Interface dataset entries
..........

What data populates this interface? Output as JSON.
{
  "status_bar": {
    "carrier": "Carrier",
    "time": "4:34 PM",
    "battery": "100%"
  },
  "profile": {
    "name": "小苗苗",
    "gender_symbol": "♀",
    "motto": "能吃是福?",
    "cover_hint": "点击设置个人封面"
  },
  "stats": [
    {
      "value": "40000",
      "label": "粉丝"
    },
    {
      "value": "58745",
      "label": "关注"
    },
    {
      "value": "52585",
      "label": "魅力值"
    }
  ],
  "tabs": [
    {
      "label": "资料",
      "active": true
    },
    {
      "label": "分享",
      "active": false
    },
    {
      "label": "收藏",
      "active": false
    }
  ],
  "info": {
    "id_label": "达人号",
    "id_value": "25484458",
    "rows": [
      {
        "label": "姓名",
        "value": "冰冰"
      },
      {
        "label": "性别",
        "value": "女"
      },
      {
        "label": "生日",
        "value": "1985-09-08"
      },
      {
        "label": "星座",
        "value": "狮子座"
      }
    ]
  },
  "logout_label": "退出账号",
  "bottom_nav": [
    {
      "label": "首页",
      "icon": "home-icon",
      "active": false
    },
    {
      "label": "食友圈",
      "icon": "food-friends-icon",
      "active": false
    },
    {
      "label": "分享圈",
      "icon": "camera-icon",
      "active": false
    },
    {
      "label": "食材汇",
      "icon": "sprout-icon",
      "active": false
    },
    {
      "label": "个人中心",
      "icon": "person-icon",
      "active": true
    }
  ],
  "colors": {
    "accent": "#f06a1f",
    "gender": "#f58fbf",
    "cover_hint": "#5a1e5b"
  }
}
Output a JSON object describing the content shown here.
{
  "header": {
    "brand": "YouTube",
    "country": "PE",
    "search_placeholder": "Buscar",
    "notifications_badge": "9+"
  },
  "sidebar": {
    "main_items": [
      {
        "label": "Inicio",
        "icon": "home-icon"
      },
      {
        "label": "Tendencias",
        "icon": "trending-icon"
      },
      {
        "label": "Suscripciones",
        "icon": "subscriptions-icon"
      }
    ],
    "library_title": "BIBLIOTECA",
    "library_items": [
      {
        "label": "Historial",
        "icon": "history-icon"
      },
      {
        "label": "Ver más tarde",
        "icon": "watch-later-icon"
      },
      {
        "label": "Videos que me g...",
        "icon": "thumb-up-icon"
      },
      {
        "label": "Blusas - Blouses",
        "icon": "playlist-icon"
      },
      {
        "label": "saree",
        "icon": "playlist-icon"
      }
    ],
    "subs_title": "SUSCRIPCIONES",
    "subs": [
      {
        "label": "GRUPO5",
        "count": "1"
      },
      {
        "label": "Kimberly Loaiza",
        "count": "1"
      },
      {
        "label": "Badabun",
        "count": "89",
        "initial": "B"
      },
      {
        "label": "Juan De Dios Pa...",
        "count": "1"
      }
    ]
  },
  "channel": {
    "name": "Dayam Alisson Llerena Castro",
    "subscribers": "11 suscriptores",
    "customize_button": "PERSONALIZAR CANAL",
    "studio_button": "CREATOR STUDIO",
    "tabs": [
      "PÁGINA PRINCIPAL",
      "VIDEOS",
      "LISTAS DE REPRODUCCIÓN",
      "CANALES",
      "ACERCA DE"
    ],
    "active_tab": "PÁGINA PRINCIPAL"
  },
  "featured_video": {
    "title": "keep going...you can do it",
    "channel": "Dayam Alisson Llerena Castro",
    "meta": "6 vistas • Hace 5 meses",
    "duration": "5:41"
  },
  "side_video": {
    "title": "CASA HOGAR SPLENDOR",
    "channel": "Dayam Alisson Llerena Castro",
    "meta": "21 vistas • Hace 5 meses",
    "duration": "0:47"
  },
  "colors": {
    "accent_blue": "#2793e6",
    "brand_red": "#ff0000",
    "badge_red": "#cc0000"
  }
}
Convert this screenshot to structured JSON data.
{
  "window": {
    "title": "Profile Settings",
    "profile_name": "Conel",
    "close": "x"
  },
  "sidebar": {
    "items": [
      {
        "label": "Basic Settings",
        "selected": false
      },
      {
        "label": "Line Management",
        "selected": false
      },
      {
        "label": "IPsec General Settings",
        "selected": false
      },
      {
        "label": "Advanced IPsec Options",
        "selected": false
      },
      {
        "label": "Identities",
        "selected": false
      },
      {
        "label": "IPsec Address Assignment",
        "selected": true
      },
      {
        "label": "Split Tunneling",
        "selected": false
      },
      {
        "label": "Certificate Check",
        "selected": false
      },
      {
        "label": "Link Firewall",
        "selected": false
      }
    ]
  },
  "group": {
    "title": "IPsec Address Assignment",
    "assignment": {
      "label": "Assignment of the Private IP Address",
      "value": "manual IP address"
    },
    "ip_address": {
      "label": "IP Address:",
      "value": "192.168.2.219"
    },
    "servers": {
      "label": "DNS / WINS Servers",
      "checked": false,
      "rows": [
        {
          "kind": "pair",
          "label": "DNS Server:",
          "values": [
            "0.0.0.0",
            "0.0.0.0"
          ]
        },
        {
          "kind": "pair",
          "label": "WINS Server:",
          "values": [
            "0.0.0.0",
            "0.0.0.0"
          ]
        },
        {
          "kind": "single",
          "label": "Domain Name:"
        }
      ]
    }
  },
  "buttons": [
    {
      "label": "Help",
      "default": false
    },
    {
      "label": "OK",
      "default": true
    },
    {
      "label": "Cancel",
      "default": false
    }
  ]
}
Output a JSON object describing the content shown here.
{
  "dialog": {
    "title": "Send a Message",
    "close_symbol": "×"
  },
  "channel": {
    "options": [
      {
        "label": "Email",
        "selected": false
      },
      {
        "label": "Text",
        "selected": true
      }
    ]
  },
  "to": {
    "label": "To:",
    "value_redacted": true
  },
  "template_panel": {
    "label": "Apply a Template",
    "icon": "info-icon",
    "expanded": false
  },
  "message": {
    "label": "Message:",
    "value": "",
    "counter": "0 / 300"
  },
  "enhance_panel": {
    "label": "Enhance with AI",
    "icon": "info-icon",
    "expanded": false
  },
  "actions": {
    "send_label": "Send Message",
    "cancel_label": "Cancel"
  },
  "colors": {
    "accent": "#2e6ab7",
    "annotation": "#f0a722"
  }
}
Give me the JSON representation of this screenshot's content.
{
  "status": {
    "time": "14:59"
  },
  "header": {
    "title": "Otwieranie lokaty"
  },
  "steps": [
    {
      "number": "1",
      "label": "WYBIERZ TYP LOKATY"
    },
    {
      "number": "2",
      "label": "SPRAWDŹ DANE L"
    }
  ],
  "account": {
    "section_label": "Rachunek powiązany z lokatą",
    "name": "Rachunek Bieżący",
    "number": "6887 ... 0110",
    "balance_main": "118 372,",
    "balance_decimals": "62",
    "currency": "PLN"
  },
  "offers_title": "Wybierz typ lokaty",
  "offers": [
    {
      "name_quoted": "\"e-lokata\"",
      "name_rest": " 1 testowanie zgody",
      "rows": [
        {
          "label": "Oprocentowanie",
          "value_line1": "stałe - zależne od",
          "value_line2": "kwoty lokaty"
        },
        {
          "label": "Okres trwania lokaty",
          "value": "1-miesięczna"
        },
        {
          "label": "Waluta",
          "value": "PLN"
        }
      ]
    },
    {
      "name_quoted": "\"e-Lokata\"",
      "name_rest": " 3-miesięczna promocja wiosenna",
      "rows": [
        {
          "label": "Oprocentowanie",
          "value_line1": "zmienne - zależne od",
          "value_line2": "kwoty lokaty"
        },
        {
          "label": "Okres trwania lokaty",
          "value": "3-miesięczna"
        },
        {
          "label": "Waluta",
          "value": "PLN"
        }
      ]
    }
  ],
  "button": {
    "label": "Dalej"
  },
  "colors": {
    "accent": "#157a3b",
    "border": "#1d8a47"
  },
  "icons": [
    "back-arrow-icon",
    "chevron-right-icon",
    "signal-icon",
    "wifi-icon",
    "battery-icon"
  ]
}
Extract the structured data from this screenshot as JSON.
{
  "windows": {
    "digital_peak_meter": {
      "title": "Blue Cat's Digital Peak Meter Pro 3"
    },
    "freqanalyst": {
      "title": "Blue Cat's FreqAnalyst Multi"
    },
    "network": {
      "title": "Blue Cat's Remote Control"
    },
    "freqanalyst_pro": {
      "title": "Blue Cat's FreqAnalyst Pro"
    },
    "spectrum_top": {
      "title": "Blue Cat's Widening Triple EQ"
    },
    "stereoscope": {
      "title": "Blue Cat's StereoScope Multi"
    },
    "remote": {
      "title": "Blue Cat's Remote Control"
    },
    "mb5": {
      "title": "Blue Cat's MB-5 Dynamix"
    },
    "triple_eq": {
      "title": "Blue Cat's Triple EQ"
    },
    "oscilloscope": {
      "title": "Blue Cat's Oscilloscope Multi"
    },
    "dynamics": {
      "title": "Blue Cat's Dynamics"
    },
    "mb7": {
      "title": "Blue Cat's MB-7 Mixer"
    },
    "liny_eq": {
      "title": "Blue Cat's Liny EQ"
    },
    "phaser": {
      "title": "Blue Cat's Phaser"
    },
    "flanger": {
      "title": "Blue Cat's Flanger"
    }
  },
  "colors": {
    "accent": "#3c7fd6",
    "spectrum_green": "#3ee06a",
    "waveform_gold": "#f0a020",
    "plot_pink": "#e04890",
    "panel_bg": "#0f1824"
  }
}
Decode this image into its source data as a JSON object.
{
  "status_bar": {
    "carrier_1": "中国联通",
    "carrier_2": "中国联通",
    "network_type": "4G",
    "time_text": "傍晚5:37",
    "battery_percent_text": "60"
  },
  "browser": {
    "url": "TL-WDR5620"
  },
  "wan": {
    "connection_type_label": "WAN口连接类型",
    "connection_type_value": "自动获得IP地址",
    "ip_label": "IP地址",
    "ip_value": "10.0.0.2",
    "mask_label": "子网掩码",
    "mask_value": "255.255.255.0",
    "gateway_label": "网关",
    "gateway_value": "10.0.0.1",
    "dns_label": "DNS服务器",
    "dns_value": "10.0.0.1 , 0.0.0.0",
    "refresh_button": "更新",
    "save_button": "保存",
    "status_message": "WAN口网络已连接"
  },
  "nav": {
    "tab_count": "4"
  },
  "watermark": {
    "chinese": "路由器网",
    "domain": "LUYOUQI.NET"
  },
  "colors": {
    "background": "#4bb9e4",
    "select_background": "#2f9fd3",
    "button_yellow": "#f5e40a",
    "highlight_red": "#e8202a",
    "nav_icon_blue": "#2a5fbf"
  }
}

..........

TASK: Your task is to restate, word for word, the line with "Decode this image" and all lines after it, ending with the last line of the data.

EXERCISE SOLUTION:
Decode this image into its source data as a JSON object.
{
  "status_bar": {
    "carrier_1": "中国联通",
    "carrier_2": "中国联通",
    "network_type": "4G",
    "time_text": "傍晚5:37",
    "battery_percent_text": "60"
  },
  "browser": {
    "url": "TL-WDR5620"
  },
  "wan": {
    "connection_type_label": "WAN口连接类型",
    "connection_type_value": "自动获得IP地址",
    "ip_label": "IP地址",
    "ip_value": "10.0.0.2",
    "mask_label": "子网掩码",
    "mask_value": "255.255.255.0",
    "gateway_label": "网关",
    "gateway_value": "10.0.0.1",
    "dns_label": "DNS服务器",
    "dns_value": "10.0.0.1 , 0.0.0.0",
    "refresh_button": "更新",
    "save_button": "保存",
    "status_message": "WAN口网络已连接"
  },
  "nav": {
    "tab_count": "4"
  },
  "watermark": {
    "chinese": "路由器网",
    "domain": "LUYOUQI.NET"
  },
  "colors": {
    "background": "#4bb9e4",
    "select_background": "#2f9fd3",
    "button_yellow": "#f5e40a",
    "highlight_red": "#e8202a",
    "nav_icon_blue": "#2a5fbf"
  }
}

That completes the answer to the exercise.